To be clear, there is much to say about these campus dynamics, important conversations to be had that we at Jewish Currents intend to explore. But we must keep perspective. In his recent essay in n+1, “No Human Being Can Exist,” Saree Makdisi helps us recover some of that sense of scope as he recounts the vectors of the tragedy unfolding in Gaza. There are already so many trapped under the rubble. Perhaps they are not yet dead. There are children in incubators in the NICU, and there is no more fuel. And as I write this, the world has lost connection with Gaza. The phone lines and internet have been cut. The few messages relayed by satellite report a vicious, relentless attack from the sky while Israel has seemingly begun a ground invasion that no one but Gazans and Israeli soldiers will see. One wants to vomit, to scream, to sleep for years.

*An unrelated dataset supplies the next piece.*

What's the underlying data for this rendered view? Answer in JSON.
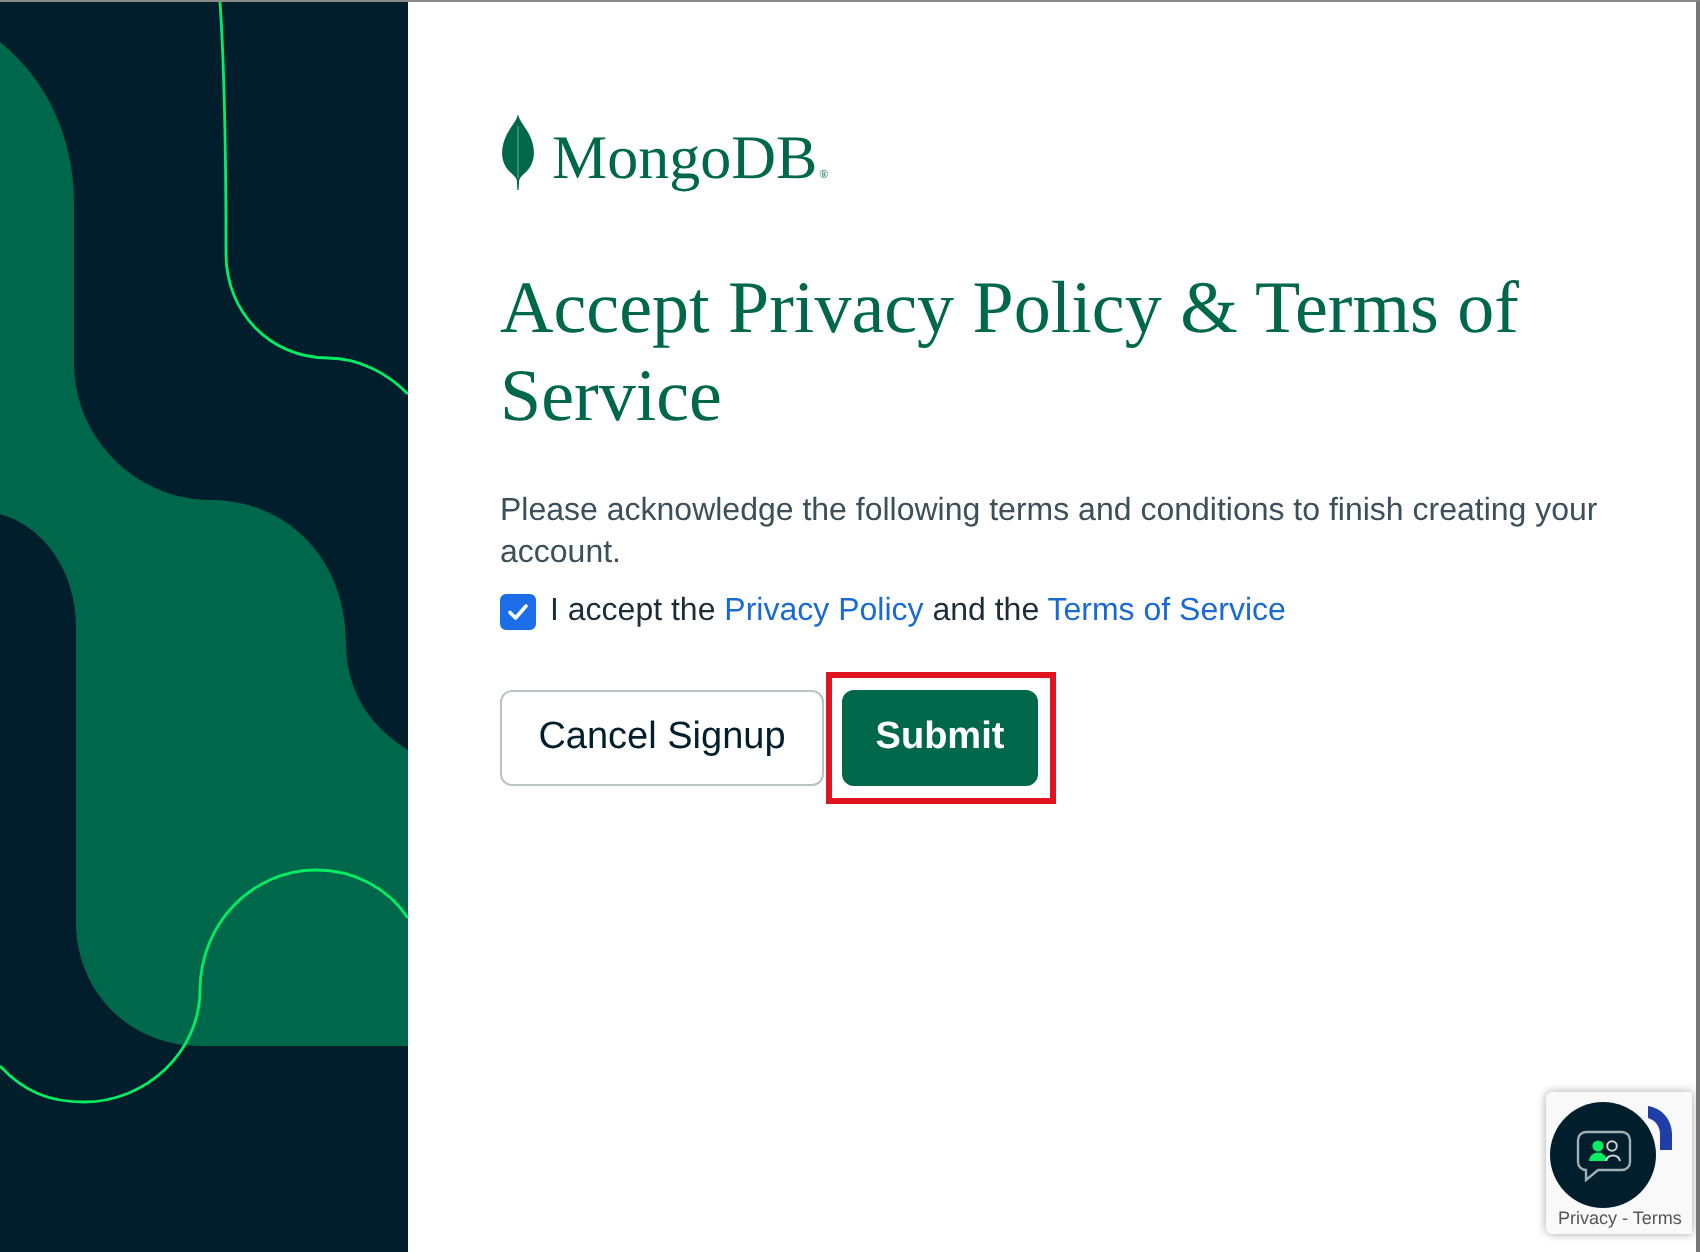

I know that Jewish students on campus feel afraid. I know that some college activists act imprudently. I know that antisemitic incidents do increase during Israeli military operations. I see the ways that a political culture of identitarian grievance feeds into these dynamics, flowing in all directions; I also see the resources being poured into the weaponization of Jewish fear to quash pro-Palestine activism on campus. Again, this is all worth discussing. But I fear that the liberal imagination is getting stuck, narrowing the stakes of this world-historical event to the American campus, where many generational grievances have collected, in order to obscure or eclipse the stakes of what is being perpetrated by Israel in Gaza, to abdicate responsibility entirely. To perversely posit young American Jews as the central victims of the earth-shattering violence in Palestine—and, for that matter, in Israel—seems in its own way a form of denial. I found Makdisi’s essay to be the authoritative corrective to this liberal myopia, a way of cutting through the noise and finding the frame. If you need a dose of perspective, I strongly recommend you read it.